With no dialogue, there are sight gags galore in this film, from scientists patching a human size crater in the ceiling to one astronaut making many faces crossing window after window.
- WORLD OF TOMORROW
A little girl named Emily (Winona Mae) plays with a futuristic database when a woman appears on the screen. She says she’s a third generation Emily(Julia Pott), cloned and inserted with first Emily’s memories. She takes little Emily into the future where the little girl gains the memories of future Emily.
This film’s probably the strangest of the nominated short films. The animation style consists of the most amateur styles. The characters are all stick figures with giant overbites. The back ground is mostly one colour with more stick drawings. When the Emilys go into memories, the background often consists of CGI settings so amateur they wouldn’t pass for PlayStation graphics. And yet director Don Hertzfeldt uses this amateur design to add 2001-esque artistry to it.

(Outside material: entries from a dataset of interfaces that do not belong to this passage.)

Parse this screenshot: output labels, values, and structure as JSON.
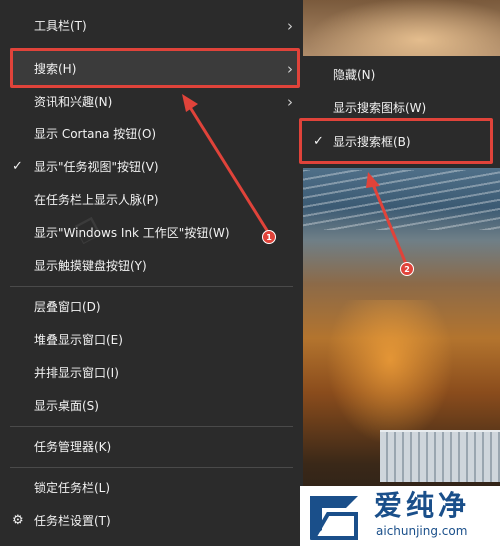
{
  "main_menu": {
    "items": [
      {
        "label": "工具栏(T)",
        "has_submenu": true
      },
      {
        "label": "搜索(H)",
        "has_submenu": true,
        "highlighted": true
      },
      {
        "label": "资讯和兴趣(N)",
        "has_submenu": true
      },
      {
        "label": "显示 Cortana 按钮(O)"
      },
      {
        "label": "显示\"任务视图\"按钮(V)",
        "checked": true
      },
      {
        "label": "在任务栏上显示人脉(P)"
      },
      {
        "label": "显示\"Windows Ink 工作区\"按钮(W)"
      },
      {
        "label": "显示触摸键盘按钮(Y)"
      },
      {
        "label": "层叠窗口(D)"
      },
      {
        "label": "堆叠显示窗口(E)"
      },
      {
        "label": "并排显示窗口(I)"
      },
      {
        "label": "显示桌面(S)"
      },
      {
        "label": "任务管理器(K)"
      },
      {
        "label": "锁定任务栏(L)"
      },
      {
        "label": "任务栏设置(T)",
        "icon": "gear-icon"
      }
    ]
  },
  "search_submenu": {
    "items": [
      {
        "label": "隐藏(N)"
      },
      {
        "label": "显示搜索图标(W)"
      },
      {
        "label": "显示搜索框(B)",
        "checked": true
      }
    ]
  },
  "annotations": {
    "badge_1": "1",
    "badge_2": "2",
    "color": "#e0433a"
  },
  "watermark": {
    "title": "爱纯净",
    "url": "aichunjing.com"
  },
  "icons": {
    "chevron": "chevron-right-icon",
    "check": "check-icon",
    "gear": "gear-icon"
  }
}
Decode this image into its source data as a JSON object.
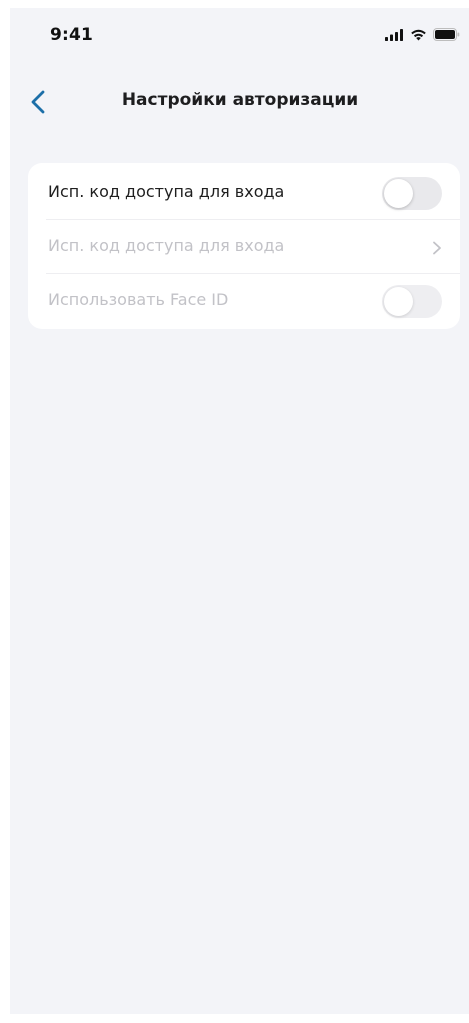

Even stranger is the world they inhabit, which ranges between satire and surrealism. In the future, heads of dead loved ones are placed on robots for interaction. A museum display consists of a man stored in a tube so people can watch him age in real time. And then there’s Future Emily, who keeps falling for inanimate objects.
The funniest thing is how indifferent Emily is to all this. Future Emily’s delivering all of this philosophical and scientific information the kid’s too young to care about, let alone comprehend. She’d rather play with toy cars.
Hertzfeldt also made the critically acclaimed It’s Such a Beautiful Day. Both of these films use amateur animation and surreal humour to discuss philosophies on memories, mortality and technology. Both films offer a lot to talk about after each watch.
Who Will Win?
Usually, I’d give this to a Disney or Pixar short film. But World of Tomorrow’s leading the charge for this award, so I’m casting my vote for this one. Sanjay’s Super Team still has a chance to win because it’s Pixar.